Retail CPI inflation for the month of August 2017 came in sharply higher at 3.36%. This is 100 bps higher than the inflation level in July and 190 bps higher than the level in June this year. This was a concern that the RBI had repeatedly expressed through the Monetary Policy Committee (MPC). In fact, the MPC had warned about upside risks to inflation in the June meet, which is beginning to manifest itself now. At 3.36%, the CPI inflation is getting rapidly close to the RBI comfort zone of 4%. The key question is what drove this inflation higher and what does it guide for the future trajectory of inflation and interest rates in India?
During the last 2 months, the CPI inflation overall has rallied from 1.46% to 3.36% and this has been largely driven by food inflation spiking from (-2.12%) to 1.52%. C ore inflation (which excludes food, transport and fuel) has moved up from 3.96% to 4.05% and therefore the bulk of the CPI inflation impact appears to come from food inflation alone. The impact on core inflation came largely from the impact of GST. The core inflation consists of items of daily usage including soaps, toothpastes and consumer items which have seen a higher impact of GST. The picture becomes a lot clearer when we break up the overall CPI inflation and chart its increase. Out of the 190 bps increase in CPI inflation between June and August, nearly 151 bps was accounted for by increase in food prices. While an 18 bps impact came from higher petrol and diesel prices, an impact of 9 bps came from housing related inflation. The balance 12 bps of inflation increase was accounted for by the impact of GST in the month of August.

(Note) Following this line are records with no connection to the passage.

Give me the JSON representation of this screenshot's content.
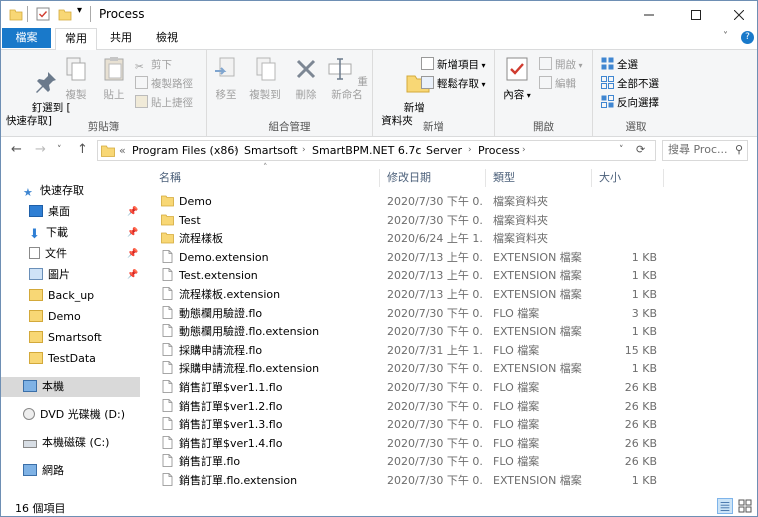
{
  "title": "Process",
  "ribbon_tabs": {
    "file": "檔案",
    "home": "常用",
    "share": "共用",
    "view": "檢視"
  },
  "ribbon": {
    "pin_label": "釘選到 [\n快速存取]",
    "copy": "複製",
    "paste": "貼上",
    "cut": "剪下",
    "copy_path": "複製路徑",
    "paste_shortcut": "貼上捷徑",
    "clipboard": "剪貼簿",
    "move_to": "移至",
    "copy_to": "複製到",
    "delete": "刪除",
    "rename": "重新命名",
    "organize": "組合管理",
    "new_folder": "新增\n資料夾",
    "new_item": "新增項目",
    "easy_access": "輕鬆存取",
    "new_group": "新增",
    "properties": "內容",
    "open": "開啟",
    "edit": "編輯",
    "open_group": "開啟",
    "select_all": "全選",
    "select_none": "全部不選",
    "invert_selection": "反向選擇",
    "select_group": "選取"
  },
  "address": {
    "prefix": "«",
    "crumbs": [
      "Program Files (x86)",
      "Smartsoft",
      "SmartBPM.NET 6.7c",
      "Server",
      "Process"
    ],
    "search_placeholder": "搜尋 Proc..."
  },
  "nav": {
    "quick_access": "快速存取",
    "desktop": "桌面",
    "downloads": "下載",
    "documents": "文件",
    "pictures": "圖片",
    "back_up": "Back_up",
    "demo": "Demo",
    "smartsoft": "Smartsoft",
    "testdata": "TestData",
    "this_pc": "本機",
    "dvd": "DVD 光碟機 (D:)",
    "local_disk": "本機磁碟 (C:)",
    "network": "網路"
  },
  "columns": {
    "name": "名稱",
    "date": "修改日期",
    "type": "類型",
    "size": "大小"
  },
  "files": [
    {
      "name": "Demo",
      "date": "2020/7/30 下午 0...",
      "type": "檔案資料夾",
      "size": "",
      "kind": "folder"
    },
    {
      "name": "Test",
      "date": "2020/7/30 下午 0...",
      "type": "檔案資料夾",
      "size": "",
      "kind": "folder"
    },
    {
      "name": "流程樣板",
      "date": "2020/6/24 上午 1...",
      "type": "檔案資料夾",
      "size": "",
      "kind": "folder"
    },
    {
      "name": "Demo.extension",
      "date": "2020/7/13 上午 0...",
      "type": "EXTENSION 檔案",
      "size": "1 KB",
      "kind": "file"
    },
    {
      "name": "Test.extension",
      "date": "2020/7/13 上午 0...",
      "type": "EXTENSION 檔案",
      "size": "1 KB",
      "kind": "file"
    },
    {
      "name": "流程樣板.extension",
      "date": "2020/7/13 上午 0...",
      "type": "EXTENSION 檔案",
      "size": "1 KB",
      "kind": "file"
    },
    {
      "name": "動態欄用驗證.flo",
      "date": "2020/7/30 下午 0...",
      "type": "FLO 檔案",
      "size": "3 KB",
      "kind": "file"
    },
    {
      "name": "動態欄用驗證.flo.extension",
      "date": "2020/7/30 下午 0...",
      "type": "EXTENSION 檔案",
      "size": "1 KB",
      "kind": "file"
    },
    {
      "name": "採購申請流程.flo",
      "date": "2020/7/31 上午 1...",
      "type": "FLO 檔案",
      "size": "15 KB",
      "kind": "file"
    },
    {
      "name": "採購申請流程.flo.extension",
      "date": "2020/7/30 下午 0...",
      "type": "EXTENSION 檔案",
      "size": "1 KB",
      "kind": "file"
    },
    {
      "name": "銷售訂單$ver1.1.flo",
      "date": "2020/7/30 下午 0...",
      "type": "FLO 檔案",
      "size": "26 KB",
      "kind": "file"
    },
    {
      "name": "銷售訂單$ver1.2.flo",
      "date": "2020/7/30 下午 0...",
      "type": "FLO 檔案",
      "size": "26 KB",
      "kind": "file"
    },
    {
      "name": "銷售訂單$ver1.3.flo",
      "date": "2020/7/30 下午 0...",
      "type": "FLO 檔案",
      "size": "26 KB",
      "kind": "file"
    },
    {
      "name": "銷售訂單$ver1.4.flo",
      "date": "2020/7/30 下午 0...",
      "type": "FLO 檔案",
      "size": "26 KB",
      "kind": "file"
    },
    {
      "name": "銷售訂單.flo",
      "date": "2020/7/30 下午 0...",
      "type": "FLO 檔案",
      "size": "26 KB",
      "kind": "file"
    },
    {
      "name": "銷售訂單.flo.extension",
      "date": "2020/7/30 下午 0...",
      "type": "EXTENSION 檔案",
      "size": "1 KB",
      "kind": "file"
    }
  ],
  "status": {
    "count": "16 個項目"
  },
  "colors": {
    "accent": "#1979ca",
    "folder": "#f8d775",
    "selected": "#d9d9d9"
  }
}
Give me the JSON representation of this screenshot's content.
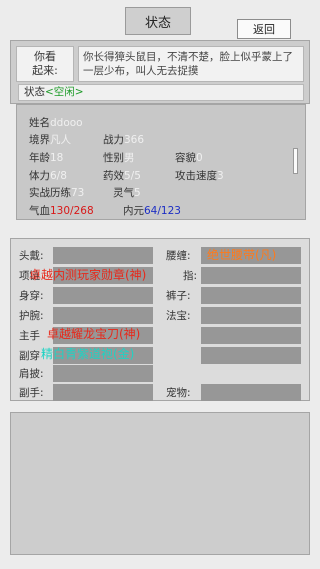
{
  "header": {
    "title": "状态",
    "back_label": "返回"
  },
  "description": {
    "label_line1": "你看",
    "label_line2": "起来:",
    "text": "你长得獐头鼠目，不清不楚，脸上似乎蒙上了一层少布，叫人无去捉摸"
  },
  "state": {
    "prefix": "状态",
    "value": "<空闲>"
  },
  "stats": {
    "name_label": "姓名",
    "name_value": "ddooo",
    "realm_label": "境界",
    "realm_value": "凡人",
    "power_label": "战力",
    "power_value": "366",
    "age_label": "年龄",
    "age_value": "18",
    "gender_label": "性别",
    "gender_value": "男",
    "looks_label": "容貌",
    "looks_value": "0",
    "stamina_label": "体力",
    "stamina_value": "6/8",
    "medicine_label": "药效",
    "medicine_value": "5/5",
    "atkspeed_label": "攻击速度",
    "atkspeed_value": "3",
    "training_label": "实战历练",
    "training_value": "73",
    "spirit_label": "灵气",
    "spirit_value": "5",
    "hp_label": "气血",
    "hp_value": "130/268",
    "inner_label": "内元",
    "inner_value": "64/123"
  },
  "equipment": {
    "head_label": "头戴:",
    "neck_label": "项链",
    "neck_item": "卓越内测玩家勋章(神)",
    "body_label": "身穿:",
    "wrist_label": "护腕:",
    "mainhand_label": "主手",
    "mainhand_item": "卓越耀龙宝刀(神)",
    "offhand_label": "副穿",
    "offhand_item": "精白青紫道袍(金)",
    "shoulder_label": "肩披:",
    "secondary_label": "副手:",
    "waist_label": "腰缠:",
    "waist_item": "绝世腰带(凡)",
    "ring_label": "指:",
    "pants_label": "裤子:",
    "treasure_label": "法宝:",
    "pet_label": "宠物:"
  },
  "colors": {
    "red_item": "#e8281a",
    "orange_item": "#ff7a1a",
    "gold_item": "#8e1fd6",
    "cyan_item": "#1ed3c4"
  }
}
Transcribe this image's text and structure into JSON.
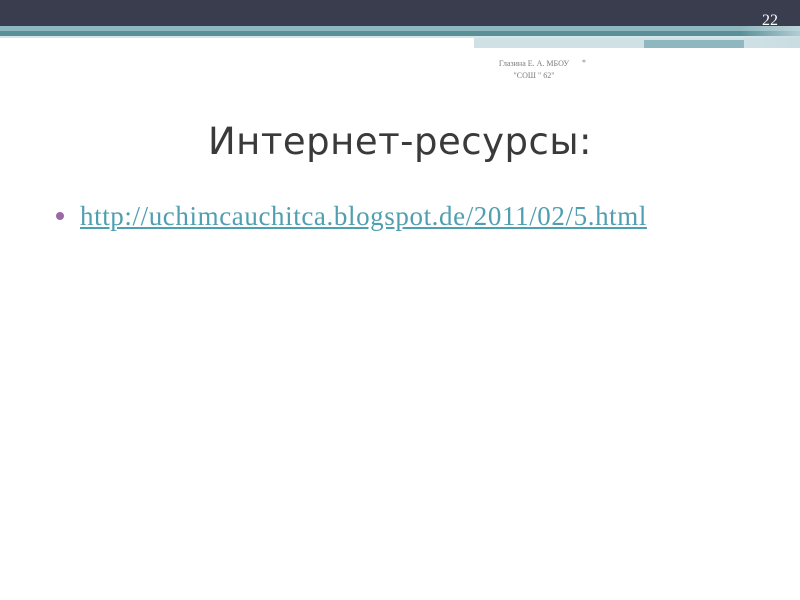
{
  "slide": {
    "number": "22",
    "footer": {
      "author_line1": "Глазина Е. А. МБОУ",
      "author_line2": "\"СОШ \" 62\"",
      "asterisk": "*"
    },
    "title": "Интернет-ресурсы:",
    "bullets": [
      {
        "link_text": "http://uchimcauchitca.blogspot.de/2011/02/5.html"
      }
    ]
  },
  "colors": {
    "top_bar": "#3a3d4d",
    "accent_teal": "#5a8f98",
    "light_teal": "#8fb7bf",
    "bullet": "#9a6aa6",
    "link": "#4f9fb0",
    "text": "#3a3a3a"
  }
}
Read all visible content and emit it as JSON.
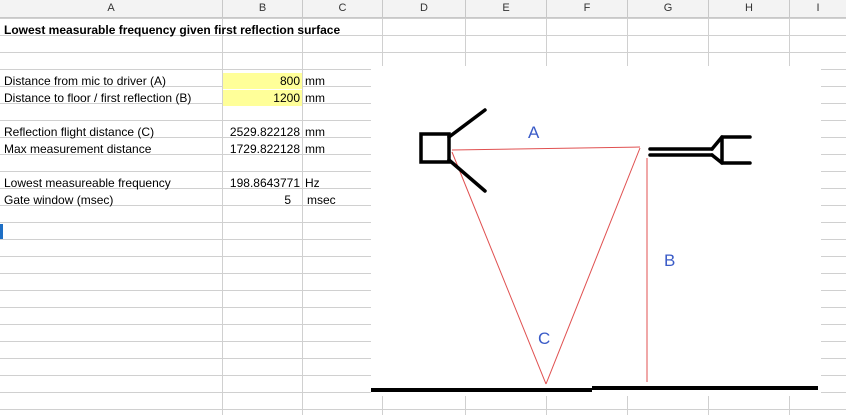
{
  "columns": [
    "A",
    "B",
    "C",
    "D",
    "E",
    "F",
    "G",
    "H",
    "I"
  ],
  "title": "Lowest measurable frequency given first reflection surface",
  "rows": {
    "dist_a": {
      "label": "Distance from mic to driver (A)",
      "value": "800",
      "unit": "mm"
    },
    "dist_b": {
      "label": "Distance to floor / first reflection (B)",
      "value": "1200",
      "unit": "mm"
    },
    "refl_c": {
      "label": "Reflection flight distance (C)",
      "value": "2529.822128",
      "unit": "mm"
    },
    "max_dist": {
      "label": "Max measurement distance",
      "value": "1729.822128",
      "unit": "mm"
    },
    "low_freq": {
      "label": "Lowest measureable frequency",
      "value": "198.8643771",
      "unit": "Hz"
    },
    "gate": {
      "label": "Gate window (msec)",
      "value": "5",
      "unit": "msec"
    }
  },
  "diagram": {
    "label_a": "A",
    "label_b": "B",
    "label_c": "C",
    "line_color": "#e05050",
    "label_color": "#3a5bc7"
  },
  "colors": {
    "input_fill": "#ffff99",
    "selection_marker": "#1e6fc5"
  }
}
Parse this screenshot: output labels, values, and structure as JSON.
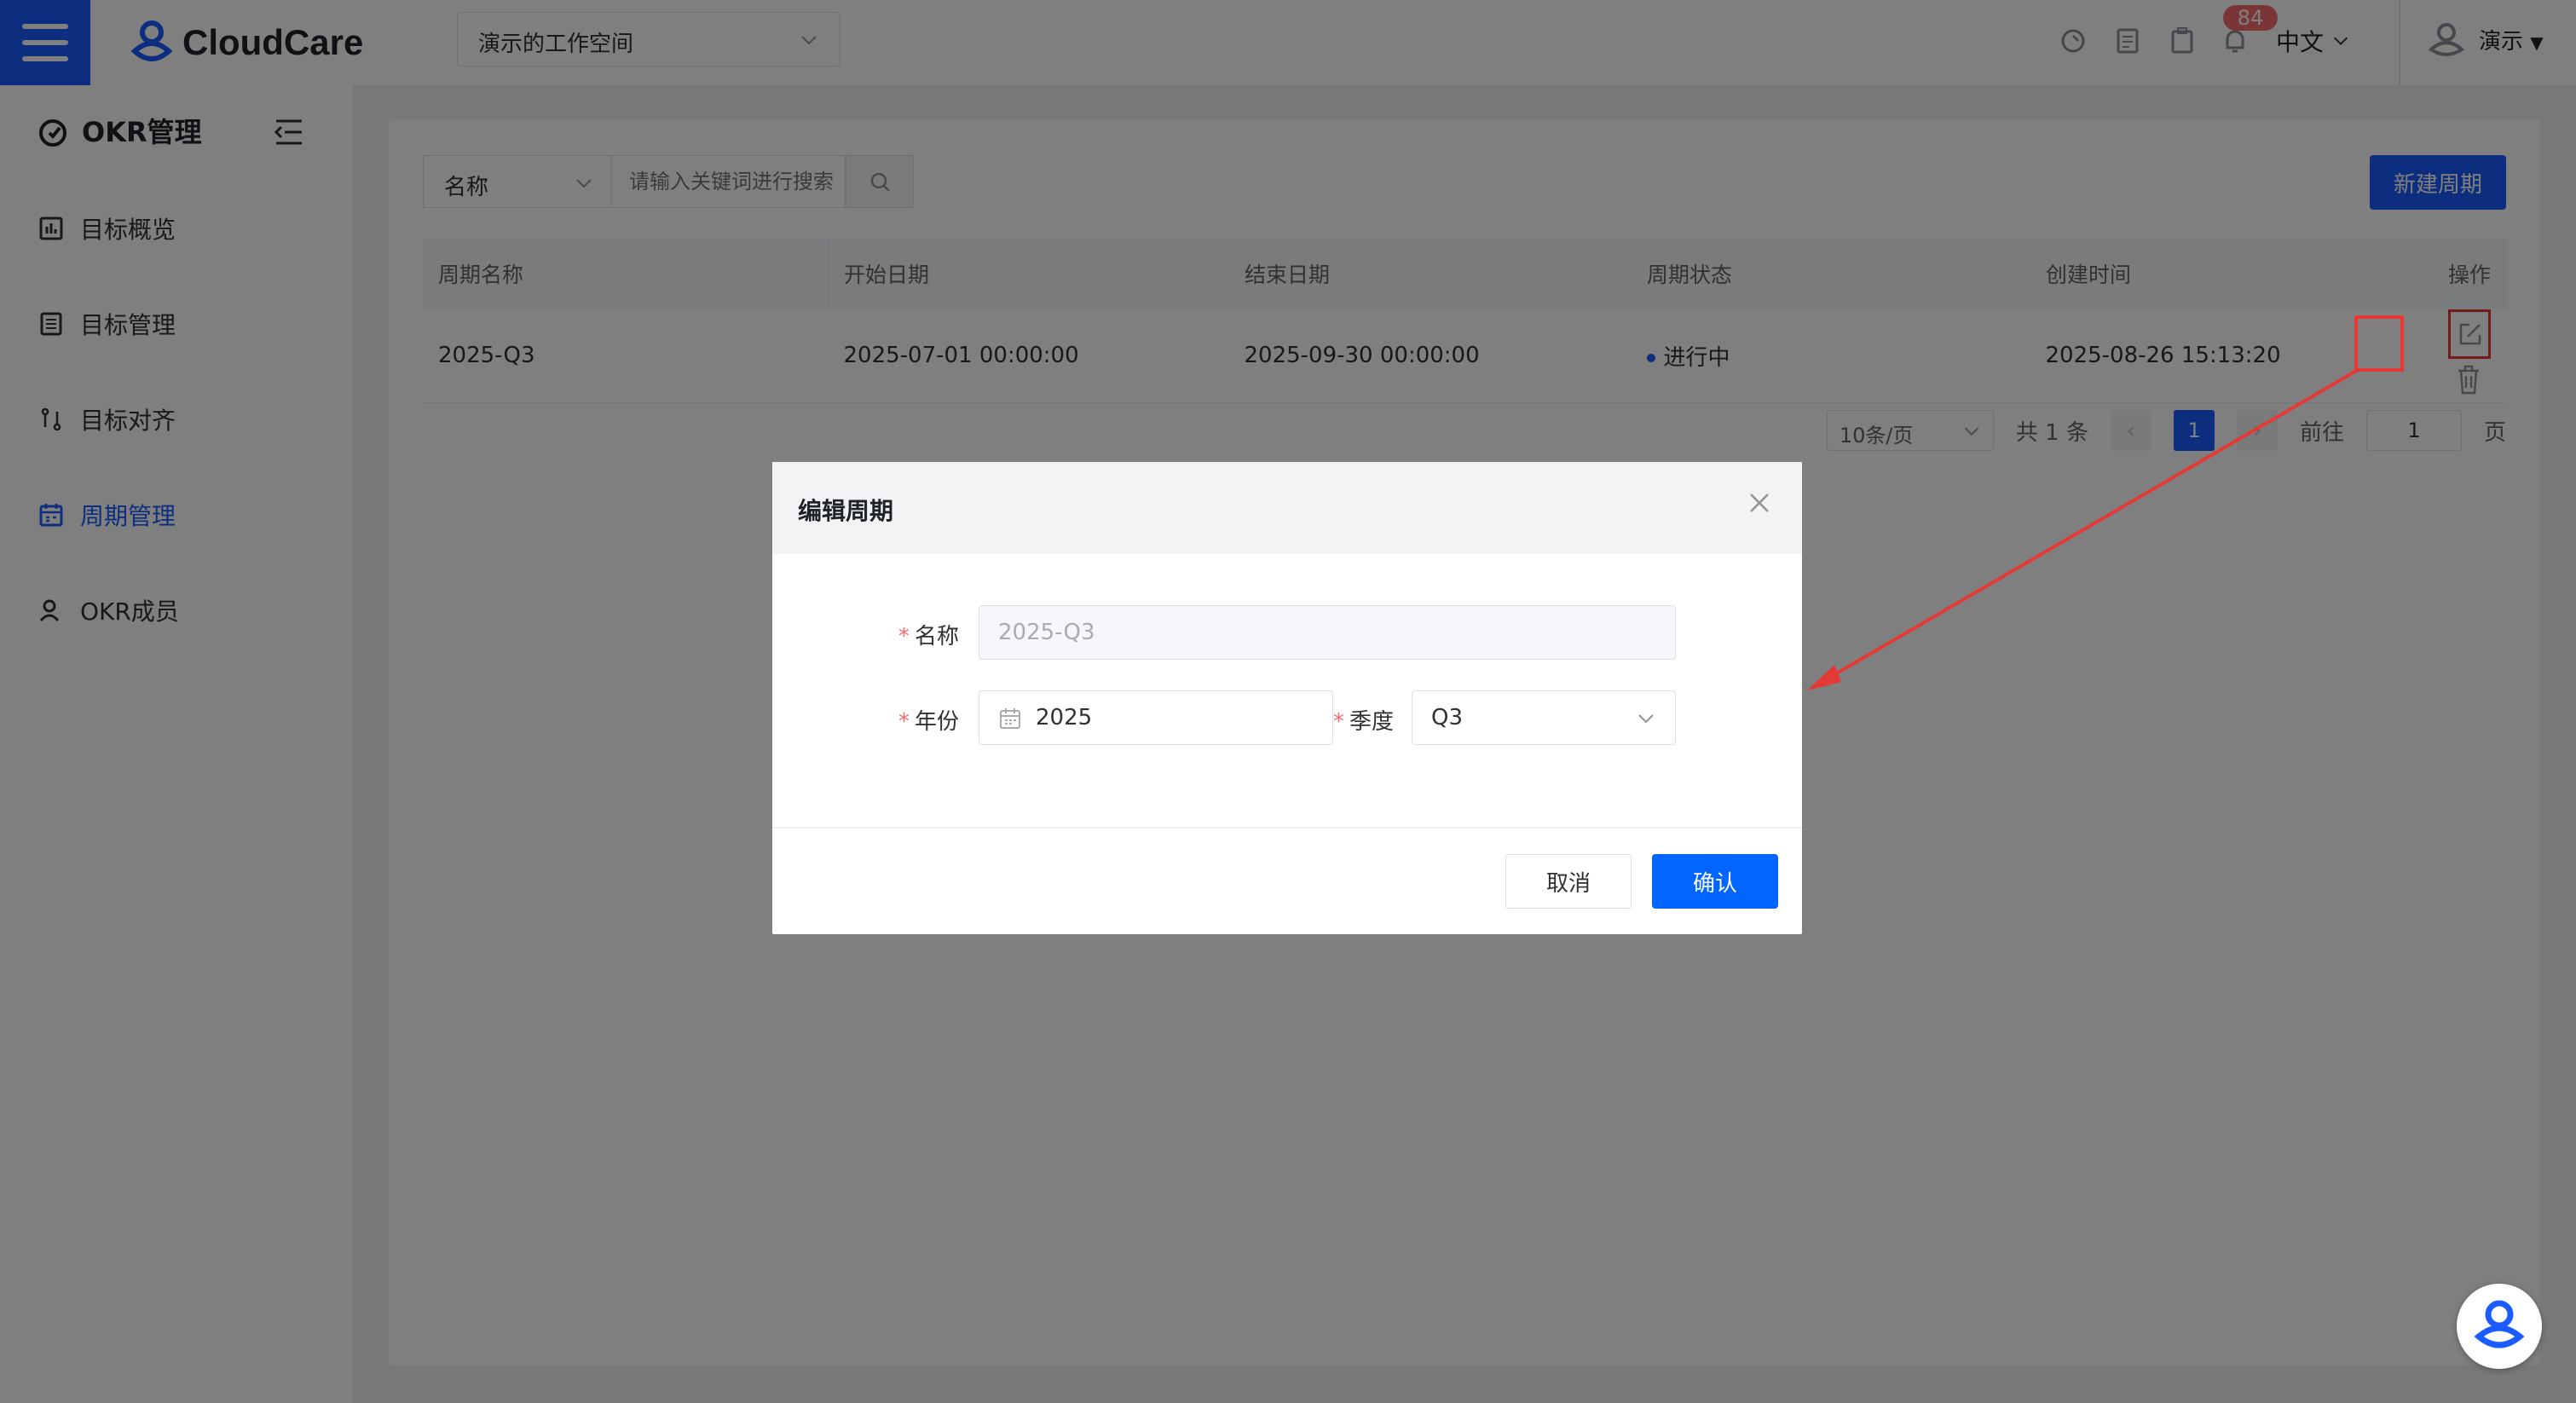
{
  "app": {
    "brand": "CloudCare",
    "workspace": "演示的工作空间",
    "notification_count": "84",
    "language": "中文",
    "user": "演示"
  },
  "sidebar": {
    "title": "OKR管理",
    "items": [
      {
        "label": "目标概览",
        "icon": "chart-icon"
      },
      {
        "label": "目标管理",
        "icon": "list-icon"
      },
      {
        "label": "目标对齐",
        "icon": "align-icon"
      },
      {
        "label": "周期管理",
        "icon": "calendar-icon",
        "active": true
      },
      {
        "label": "OKR成员",
        "icon": "member-icon"
      }
    ]
  },
  "toolbar": {
    "filter_field": "名称",
    "search_placeholder": "请输入关键词进行搜索",
    "new_button": "新建周期"
  },
  "table": {
    "headers": [
      "周期名称",
      "开始日期",
      "结束日期",
      "周期状态",
      "创建时间",
      "操作"
    ],
    "rows": [
      {
        "name": "2025-Q3",
        "start": "2025-07-01 00:00:00",
        "end": "2025-09-30 00:00:00",
        "status": "进行中",
        "created": "2025-08-26 15:13:20"
      }
    ]
  },
  "pagination": {
    "page_size": "10条/页",
    "total": "共 1 条",
    "current": "1",
    "goto_label": "前往",
    "goto_value": "1",
    "page_suffix": "页"
  },
  "dialog": {
    "title": "编辑周期",
    "name_label": "名称",
    "name_value": "2025-Q3",
    "year_label": "年份",
    "year_value": "2025",
    "quarter_label": "季度",
    "quarter_value": "Q3",
    "required_mark": "*",
    "cancel": "取消",
    "confirm": "确认"
  },
  "colors": {
    "primary": "#1a5cff",
    "annotation": "#e53935"
  }
}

As the chart above depicts, the spike in food inflation has been much sharper from lower levels. The trend of negative inflation continues in pulses with negative inflation to the tune of nearly -24%. The big shift has been driven by the quantum shift in vegetables from around -15% to a positive +6%. This shift has been visible in markets across India in the last few weeks as a combination of delayed rains in some parts and untimely flooding other parts created acute shortages. Additionally, weak cold storage infrastructure has worsened the problem as wastage has also increased substantially. The pressure on vegetables prices is likely to continue in September too. Cereals and sugar also contributed to higher inflation. Sugar has been seeing a global shortage and that has kept prices buoyant. Next month will also see the impact of import controls on select food commodities as well as the impact of higher MSP offered by the government to farmers. Food inflation promises to be elevated with a positive bias.
While the overall rainfall in India may have been around the normal range of 96 to 102% of the long period average (LPA), the big concern is the distribution of rainfall. Check out the chart below which captures the key rainfall deficit and rainfall surplus states…
The reason this chart is slightly worrying is that the deficit states in the above chart actually represent nearly 32% of the total sowing in the current year. There is one more subtle difference. Most of the deficit states are predominantly producers of food crops like wheat, rice, barley, gram, mustard etc. On the other hand, the rainfall surplus states are essentially producers of non-food crops and include the likes of oilseeds, spices, cotton and groundnut. That means that food shortage could become acute in the coming months and food inflation component could be headed higher.
In the August monetary policy, the RBI had reduced the repo rates by 25 basis points, although it had stayed away from shifting its monetary stance back from neutral to accommodative. The MPC was wary of the upside risks to inflation, and rightly so. There are a few important takeaways from the inflation point of view. Firstly, the deficit rainfall in the food crop states could actually apply pressure on food prices and create food shortages. That means inflation could actually go beyond the 4% mark in the next few months and that risk looks a lot more real now. Secondly, fuel inflation could get a leg up with Brent crude touching $54/bbl and Saudi Arabia planning further cuts in production to compensate for the falling in refining demand in the aftermath of Hurricane IRMA. Most likely, the RBI will refrain from any rate cuts in the October policy till there is clarity on the inflation front as well as the overall impact of GST. A lot will depend now on the language of the MPC in its forthcoming October meeting.